(EXTRACTED ENTRIES Opens)
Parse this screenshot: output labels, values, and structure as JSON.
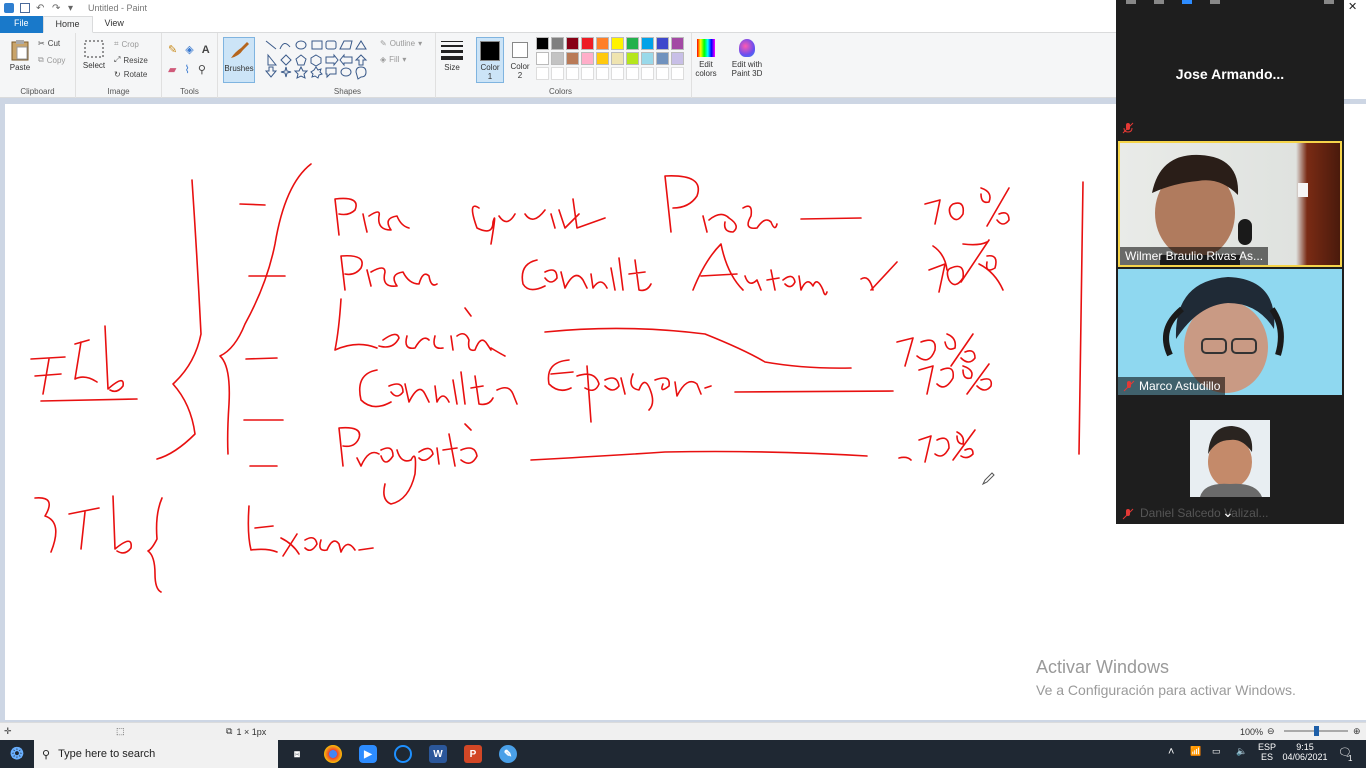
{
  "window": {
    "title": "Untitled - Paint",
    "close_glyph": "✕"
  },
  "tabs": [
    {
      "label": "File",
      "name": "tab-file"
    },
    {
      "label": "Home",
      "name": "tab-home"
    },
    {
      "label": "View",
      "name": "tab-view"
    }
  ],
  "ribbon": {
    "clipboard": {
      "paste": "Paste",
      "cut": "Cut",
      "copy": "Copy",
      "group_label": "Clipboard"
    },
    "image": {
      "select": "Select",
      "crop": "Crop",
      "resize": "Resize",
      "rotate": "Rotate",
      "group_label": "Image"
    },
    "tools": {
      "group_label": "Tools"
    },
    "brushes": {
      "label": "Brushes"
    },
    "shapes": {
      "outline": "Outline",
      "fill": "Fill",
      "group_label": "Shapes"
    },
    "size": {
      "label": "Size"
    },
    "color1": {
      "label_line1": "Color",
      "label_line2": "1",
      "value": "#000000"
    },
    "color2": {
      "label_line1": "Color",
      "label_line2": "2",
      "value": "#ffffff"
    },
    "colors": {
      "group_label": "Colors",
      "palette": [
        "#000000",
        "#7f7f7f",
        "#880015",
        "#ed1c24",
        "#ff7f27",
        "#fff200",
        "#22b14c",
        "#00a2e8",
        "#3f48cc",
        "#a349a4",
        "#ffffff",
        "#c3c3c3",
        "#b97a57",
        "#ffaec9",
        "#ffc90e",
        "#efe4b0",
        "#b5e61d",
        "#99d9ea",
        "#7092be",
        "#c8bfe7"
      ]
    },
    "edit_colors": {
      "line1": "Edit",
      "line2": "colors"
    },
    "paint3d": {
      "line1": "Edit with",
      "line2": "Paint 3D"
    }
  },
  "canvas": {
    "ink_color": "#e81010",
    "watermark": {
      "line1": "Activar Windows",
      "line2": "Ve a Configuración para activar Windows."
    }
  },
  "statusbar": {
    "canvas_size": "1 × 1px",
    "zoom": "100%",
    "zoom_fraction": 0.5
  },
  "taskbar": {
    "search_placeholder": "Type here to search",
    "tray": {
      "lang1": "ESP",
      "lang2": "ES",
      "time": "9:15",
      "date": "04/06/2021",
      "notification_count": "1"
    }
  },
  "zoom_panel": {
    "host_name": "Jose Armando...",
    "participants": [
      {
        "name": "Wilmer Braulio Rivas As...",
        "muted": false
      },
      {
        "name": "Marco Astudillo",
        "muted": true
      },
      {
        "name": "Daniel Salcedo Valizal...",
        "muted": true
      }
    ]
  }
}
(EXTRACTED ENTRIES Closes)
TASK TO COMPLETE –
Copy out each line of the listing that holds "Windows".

OUTPUT –
      "line1": "Activar Windows",
      "line2": "Ve a Configuración para activar Windows."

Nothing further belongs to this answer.